EXERCISE DESCRIPTION. Using the material below, copy every line where "Huertas" appears.

THE DATA.

------------------------------------

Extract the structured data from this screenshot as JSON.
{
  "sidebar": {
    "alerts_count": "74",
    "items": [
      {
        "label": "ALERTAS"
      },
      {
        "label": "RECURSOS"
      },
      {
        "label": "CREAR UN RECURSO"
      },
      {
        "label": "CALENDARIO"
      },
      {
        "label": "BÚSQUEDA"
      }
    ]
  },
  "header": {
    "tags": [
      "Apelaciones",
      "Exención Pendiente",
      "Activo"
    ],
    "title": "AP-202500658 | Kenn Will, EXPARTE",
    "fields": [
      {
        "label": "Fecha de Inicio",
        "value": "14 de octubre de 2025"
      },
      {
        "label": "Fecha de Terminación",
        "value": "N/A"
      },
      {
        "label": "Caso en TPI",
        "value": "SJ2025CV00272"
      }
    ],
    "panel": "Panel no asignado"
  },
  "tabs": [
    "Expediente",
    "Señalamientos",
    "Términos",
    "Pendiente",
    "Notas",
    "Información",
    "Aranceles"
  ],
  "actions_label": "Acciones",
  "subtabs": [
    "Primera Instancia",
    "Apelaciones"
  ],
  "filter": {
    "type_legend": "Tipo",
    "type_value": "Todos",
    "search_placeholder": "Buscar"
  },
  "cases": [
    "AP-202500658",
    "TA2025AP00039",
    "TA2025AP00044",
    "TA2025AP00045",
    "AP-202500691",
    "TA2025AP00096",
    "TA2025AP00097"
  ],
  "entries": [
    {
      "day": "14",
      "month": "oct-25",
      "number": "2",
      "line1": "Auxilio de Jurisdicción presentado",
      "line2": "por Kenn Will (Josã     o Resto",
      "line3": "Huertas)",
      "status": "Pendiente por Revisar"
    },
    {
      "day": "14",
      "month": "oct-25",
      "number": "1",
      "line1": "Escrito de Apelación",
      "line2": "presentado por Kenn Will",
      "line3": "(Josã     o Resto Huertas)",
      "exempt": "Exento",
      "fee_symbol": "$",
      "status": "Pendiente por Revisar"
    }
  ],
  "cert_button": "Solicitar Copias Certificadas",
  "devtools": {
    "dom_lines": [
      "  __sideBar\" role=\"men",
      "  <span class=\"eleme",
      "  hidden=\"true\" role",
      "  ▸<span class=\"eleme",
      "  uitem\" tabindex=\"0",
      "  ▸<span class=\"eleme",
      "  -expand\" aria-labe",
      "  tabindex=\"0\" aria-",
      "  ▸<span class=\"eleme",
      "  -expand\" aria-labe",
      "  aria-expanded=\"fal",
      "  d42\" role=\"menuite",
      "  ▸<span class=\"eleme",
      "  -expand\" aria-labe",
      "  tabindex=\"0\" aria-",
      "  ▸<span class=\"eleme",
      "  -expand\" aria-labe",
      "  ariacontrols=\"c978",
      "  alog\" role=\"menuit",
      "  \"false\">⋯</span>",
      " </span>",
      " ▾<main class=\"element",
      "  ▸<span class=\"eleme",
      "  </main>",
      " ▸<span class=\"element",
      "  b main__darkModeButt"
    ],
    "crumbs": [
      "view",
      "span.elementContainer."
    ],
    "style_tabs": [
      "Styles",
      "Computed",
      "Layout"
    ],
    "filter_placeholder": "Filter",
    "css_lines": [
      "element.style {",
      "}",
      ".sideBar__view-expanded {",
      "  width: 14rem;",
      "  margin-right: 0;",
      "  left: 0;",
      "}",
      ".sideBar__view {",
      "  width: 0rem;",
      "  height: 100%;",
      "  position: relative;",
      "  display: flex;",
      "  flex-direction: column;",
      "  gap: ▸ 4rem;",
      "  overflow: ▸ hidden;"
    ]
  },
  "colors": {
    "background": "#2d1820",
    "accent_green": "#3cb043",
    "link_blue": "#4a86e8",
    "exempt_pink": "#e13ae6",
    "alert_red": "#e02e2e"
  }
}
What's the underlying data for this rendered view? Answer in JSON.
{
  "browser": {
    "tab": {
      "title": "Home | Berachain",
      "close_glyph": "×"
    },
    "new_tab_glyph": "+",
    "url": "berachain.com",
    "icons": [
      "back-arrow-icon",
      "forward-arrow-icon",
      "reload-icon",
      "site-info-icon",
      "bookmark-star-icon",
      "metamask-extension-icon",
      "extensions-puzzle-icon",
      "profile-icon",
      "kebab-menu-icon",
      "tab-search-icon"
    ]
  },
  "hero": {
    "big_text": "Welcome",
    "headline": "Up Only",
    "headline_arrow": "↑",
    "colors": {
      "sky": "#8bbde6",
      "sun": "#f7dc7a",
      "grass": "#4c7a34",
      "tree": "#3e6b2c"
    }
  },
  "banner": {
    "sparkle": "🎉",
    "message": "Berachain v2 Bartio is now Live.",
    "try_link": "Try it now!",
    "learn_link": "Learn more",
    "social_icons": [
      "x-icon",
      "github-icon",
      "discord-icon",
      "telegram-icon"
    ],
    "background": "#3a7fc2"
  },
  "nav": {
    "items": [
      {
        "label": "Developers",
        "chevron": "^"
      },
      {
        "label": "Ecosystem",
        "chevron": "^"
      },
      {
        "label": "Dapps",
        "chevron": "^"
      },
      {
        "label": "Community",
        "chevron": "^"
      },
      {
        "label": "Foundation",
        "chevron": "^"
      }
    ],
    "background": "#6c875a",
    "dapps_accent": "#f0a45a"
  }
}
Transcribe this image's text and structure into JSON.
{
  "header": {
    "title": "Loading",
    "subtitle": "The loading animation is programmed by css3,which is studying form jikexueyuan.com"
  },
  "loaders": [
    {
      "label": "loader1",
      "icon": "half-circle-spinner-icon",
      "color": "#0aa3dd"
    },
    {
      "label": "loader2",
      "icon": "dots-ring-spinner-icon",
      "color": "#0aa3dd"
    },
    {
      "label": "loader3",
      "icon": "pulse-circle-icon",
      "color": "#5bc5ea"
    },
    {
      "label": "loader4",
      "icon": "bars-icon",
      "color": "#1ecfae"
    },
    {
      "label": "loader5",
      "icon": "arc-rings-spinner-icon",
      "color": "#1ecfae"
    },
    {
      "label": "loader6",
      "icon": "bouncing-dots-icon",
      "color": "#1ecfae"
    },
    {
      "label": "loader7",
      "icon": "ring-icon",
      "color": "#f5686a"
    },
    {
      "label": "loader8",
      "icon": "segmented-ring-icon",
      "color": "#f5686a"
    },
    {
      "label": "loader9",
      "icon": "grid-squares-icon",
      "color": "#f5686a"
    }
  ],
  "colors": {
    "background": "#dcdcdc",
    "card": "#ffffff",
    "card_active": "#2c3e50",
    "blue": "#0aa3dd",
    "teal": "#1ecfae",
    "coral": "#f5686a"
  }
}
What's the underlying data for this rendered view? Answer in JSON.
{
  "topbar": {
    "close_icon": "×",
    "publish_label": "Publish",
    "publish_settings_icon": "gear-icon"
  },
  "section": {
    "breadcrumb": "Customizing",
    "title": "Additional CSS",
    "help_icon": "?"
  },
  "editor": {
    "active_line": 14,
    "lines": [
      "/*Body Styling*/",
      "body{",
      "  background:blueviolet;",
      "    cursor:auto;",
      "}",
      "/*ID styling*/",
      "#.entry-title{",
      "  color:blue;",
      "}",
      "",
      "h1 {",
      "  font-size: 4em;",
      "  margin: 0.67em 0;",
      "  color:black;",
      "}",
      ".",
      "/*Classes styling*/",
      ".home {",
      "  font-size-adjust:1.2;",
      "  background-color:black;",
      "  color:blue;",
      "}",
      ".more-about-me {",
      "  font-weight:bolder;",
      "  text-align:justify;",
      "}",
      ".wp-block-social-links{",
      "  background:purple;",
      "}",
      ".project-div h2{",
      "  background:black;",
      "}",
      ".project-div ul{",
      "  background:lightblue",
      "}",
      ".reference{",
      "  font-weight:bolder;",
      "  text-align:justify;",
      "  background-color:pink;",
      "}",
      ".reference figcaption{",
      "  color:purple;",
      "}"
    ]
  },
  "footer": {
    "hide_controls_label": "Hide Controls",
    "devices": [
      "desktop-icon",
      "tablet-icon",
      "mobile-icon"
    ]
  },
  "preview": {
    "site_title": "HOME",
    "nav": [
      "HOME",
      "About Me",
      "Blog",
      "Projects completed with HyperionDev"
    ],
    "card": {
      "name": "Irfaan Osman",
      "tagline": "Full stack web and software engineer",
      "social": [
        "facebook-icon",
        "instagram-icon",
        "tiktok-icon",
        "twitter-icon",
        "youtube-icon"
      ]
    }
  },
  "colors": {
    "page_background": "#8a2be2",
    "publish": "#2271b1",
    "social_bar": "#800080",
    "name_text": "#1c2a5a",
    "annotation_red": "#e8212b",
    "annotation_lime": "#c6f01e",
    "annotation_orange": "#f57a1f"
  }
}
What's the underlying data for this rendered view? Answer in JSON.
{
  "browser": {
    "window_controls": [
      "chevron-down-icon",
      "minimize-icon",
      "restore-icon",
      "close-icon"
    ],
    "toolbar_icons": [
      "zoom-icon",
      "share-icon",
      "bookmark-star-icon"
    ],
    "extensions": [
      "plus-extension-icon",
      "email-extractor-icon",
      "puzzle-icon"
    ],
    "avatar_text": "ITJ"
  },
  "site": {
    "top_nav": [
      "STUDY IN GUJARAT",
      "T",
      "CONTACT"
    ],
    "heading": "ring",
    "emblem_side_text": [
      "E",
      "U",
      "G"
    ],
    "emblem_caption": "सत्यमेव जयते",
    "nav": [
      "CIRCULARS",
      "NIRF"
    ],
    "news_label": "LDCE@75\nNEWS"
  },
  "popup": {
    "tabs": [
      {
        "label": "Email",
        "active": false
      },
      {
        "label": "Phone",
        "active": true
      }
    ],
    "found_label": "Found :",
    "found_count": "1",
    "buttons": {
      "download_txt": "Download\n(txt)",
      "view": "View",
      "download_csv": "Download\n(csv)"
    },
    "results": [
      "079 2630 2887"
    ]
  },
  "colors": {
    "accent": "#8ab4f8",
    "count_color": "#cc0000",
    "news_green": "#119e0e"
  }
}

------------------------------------

SOLVED PROBLEM.
      "line3": "Huertas)",
      "line3": "(Josã     o Resto Huertas)",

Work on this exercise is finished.